= Beginning of Section =

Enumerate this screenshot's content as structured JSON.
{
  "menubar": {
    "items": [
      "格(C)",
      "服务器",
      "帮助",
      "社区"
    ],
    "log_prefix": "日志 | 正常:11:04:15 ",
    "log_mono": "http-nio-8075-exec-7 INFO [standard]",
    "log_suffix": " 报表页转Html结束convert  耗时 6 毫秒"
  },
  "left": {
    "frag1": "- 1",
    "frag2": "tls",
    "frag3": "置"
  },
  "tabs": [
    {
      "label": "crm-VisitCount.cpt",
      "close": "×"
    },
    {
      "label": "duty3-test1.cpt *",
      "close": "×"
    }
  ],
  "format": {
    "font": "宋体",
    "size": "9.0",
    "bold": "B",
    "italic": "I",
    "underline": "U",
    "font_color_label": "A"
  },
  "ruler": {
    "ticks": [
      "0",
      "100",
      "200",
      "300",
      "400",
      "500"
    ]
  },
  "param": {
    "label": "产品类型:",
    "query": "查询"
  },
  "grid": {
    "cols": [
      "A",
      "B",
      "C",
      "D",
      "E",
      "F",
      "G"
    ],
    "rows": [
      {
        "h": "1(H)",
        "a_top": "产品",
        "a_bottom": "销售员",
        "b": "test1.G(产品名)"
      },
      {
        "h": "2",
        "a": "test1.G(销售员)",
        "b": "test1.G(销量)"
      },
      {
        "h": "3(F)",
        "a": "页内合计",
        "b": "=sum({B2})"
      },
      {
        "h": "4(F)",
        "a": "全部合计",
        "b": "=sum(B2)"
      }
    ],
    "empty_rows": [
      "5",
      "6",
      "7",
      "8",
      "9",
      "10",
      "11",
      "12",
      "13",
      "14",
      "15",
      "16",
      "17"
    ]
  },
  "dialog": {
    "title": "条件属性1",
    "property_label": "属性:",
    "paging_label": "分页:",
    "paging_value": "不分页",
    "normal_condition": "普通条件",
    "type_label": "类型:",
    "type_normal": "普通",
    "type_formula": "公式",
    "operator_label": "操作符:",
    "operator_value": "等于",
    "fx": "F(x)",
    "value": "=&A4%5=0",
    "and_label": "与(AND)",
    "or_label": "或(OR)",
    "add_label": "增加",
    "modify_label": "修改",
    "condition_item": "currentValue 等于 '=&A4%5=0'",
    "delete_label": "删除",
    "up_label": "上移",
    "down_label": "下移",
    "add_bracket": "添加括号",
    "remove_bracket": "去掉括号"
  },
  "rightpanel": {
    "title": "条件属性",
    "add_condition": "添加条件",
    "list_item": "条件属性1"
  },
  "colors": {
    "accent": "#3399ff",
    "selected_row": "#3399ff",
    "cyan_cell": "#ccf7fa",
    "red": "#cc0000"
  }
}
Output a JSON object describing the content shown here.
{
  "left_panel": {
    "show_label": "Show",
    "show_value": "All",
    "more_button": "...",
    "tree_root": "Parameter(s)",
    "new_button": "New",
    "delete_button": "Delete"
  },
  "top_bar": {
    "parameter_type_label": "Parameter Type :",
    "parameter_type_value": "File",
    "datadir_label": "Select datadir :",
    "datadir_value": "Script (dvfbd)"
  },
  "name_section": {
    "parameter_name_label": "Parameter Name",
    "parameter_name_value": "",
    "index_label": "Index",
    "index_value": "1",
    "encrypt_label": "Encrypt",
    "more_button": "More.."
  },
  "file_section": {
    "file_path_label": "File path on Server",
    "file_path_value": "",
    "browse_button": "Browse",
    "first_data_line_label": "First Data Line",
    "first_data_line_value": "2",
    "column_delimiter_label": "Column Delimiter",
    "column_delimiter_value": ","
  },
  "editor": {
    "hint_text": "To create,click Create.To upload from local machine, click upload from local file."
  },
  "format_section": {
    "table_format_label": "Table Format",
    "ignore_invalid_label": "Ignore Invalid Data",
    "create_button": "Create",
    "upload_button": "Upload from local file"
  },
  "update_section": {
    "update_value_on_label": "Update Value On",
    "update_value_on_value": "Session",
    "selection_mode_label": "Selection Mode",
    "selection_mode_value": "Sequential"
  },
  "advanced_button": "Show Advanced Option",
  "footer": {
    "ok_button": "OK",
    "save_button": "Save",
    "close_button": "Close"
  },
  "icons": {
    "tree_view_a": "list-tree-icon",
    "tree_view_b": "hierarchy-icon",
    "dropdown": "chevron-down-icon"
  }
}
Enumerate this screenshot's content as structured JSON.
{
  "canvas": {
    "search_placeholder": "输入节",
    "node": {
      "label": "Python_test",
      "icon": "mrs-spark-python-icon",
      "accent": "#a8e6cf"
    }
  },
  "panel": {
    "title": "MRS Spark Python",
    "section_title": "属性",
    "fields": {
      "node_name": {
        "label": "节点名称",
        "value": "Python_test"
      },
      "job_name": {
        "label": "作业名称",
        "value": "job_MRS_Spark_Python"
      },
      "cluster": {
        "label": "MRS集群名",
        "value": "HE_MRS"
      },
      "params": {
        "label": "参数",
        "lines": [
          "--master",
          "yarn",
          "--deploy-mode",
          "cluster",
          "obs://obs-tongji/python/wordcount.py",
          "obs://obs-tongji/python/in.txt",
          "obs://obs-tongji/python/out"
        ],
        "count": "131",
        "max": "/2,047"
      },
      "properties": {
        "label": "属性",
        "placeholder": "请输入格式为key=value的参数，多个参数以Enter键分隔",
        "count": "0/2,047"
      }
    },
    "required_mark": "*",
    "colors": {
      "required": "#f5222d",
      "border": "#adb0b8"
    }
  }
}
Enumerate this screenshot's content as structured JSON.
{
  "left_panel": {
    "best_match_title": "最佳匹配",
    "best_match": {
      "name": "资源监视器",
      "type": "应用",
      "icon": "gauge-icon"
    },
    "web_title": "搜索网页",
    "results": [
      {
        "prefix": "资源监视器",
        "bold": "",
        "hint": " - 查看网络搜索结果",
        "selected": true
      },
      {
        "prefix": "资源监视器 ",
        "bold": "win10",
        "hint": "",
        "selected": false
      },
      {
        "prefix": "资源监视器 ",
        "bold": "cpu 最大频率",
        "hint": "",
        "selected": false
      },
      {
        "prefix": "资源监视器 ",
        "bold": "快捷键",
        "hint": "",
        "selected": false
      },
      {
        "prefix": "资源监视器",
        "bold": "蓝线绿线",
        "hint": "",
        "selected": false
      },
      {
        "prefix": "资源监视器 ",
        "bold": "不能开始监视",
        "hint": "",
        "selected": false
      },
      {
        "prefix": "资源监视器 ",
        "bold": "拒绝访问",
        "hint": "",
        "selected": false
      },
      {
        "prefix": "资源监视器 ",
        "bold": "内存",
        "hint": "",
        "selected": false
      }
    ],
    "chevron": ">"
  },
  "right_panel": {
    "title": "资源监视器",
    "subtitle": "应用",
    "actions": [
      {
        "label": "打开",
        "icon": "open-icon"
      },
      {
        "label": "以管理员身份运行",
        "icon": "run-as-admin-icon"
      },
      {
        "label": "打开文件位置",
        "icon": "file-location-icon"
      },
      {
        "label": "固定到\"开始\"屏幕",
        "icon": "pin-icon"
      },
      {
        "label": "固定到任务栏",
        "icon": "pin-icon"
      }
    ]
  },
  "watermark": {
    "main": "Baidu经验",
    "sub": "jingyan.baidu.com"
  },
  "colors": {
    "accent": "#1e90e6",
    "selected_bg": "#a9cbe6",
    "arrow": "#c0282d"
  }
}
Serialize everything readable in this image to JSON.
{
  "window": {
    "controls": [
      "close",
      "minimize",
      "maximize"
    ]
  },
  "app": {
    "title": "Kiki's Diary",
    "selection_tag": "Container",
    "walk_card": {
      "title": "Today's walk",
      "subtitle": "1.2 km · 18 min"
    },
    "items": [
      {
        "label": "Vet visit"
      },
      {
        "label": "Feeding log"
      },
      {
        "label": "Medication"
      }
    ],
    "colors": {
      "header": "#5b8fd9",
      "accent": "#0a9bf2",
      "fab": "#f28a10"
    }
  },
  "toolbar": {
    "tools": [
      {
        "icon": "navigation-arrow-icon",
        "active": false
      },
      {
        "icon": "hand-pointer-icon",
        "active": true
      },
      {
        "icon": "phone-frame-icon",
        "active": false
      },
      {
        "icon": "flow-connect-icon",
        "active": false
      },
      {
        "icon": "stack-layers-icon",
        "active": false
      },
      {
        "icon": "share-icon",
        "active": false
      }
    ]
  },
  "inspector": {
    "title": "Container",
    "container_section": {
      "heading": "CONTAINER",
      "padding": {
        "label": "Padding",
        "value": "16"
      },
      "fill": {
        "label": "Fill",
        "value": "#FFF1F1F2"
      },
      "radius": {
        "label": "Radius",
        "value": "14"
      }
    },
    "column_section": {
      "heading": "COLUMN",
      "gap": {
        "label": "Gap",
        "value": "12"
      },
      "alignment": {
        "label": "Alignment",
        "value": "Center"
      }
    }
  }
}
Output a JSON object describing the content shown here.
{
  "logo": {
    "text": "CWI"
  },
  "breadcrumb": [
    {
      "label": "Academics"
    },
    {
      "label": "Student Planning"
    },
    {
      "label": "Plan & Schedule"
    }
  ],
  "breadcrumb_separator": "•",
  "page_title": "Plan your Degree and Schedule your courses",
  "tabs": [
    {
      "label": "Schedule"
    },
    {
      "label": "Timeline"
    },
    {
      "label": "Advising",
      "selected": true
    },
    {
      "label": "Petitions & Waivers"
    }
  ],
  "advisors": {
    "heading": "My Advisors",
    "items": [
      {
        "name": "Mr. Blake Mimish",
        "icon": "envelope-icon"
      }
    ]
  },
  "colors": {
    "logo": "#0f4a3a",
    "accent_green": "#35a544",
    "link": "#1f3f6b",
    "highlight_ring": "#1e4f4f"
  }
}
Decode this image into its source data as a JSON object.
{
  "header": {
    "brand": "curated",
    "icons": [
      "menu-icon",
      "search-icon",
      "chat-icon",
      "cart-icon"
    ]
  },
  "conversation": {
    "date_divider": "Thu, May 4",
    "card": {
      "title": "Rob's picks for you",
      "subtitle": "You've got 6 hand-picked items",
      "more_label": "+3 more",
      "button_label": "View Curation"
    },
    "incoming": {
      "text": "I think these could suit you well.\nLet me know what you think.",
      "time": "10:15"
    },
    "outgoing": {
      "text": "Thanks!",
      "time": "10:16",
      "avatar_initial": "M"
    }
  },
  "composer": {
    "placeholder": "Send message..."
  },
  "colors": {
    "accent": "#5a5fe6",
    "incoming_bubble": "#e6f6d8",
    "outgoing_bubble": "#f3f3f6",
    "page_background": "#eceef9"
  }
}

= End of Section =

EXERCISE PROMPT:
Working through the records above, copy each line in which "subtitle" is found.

RESPONSE BOX:
    "subtitle": "应用",
      "subtitle": "1.2 km · 18 min"
      "subtitle": "You've got 6 hand-picked items",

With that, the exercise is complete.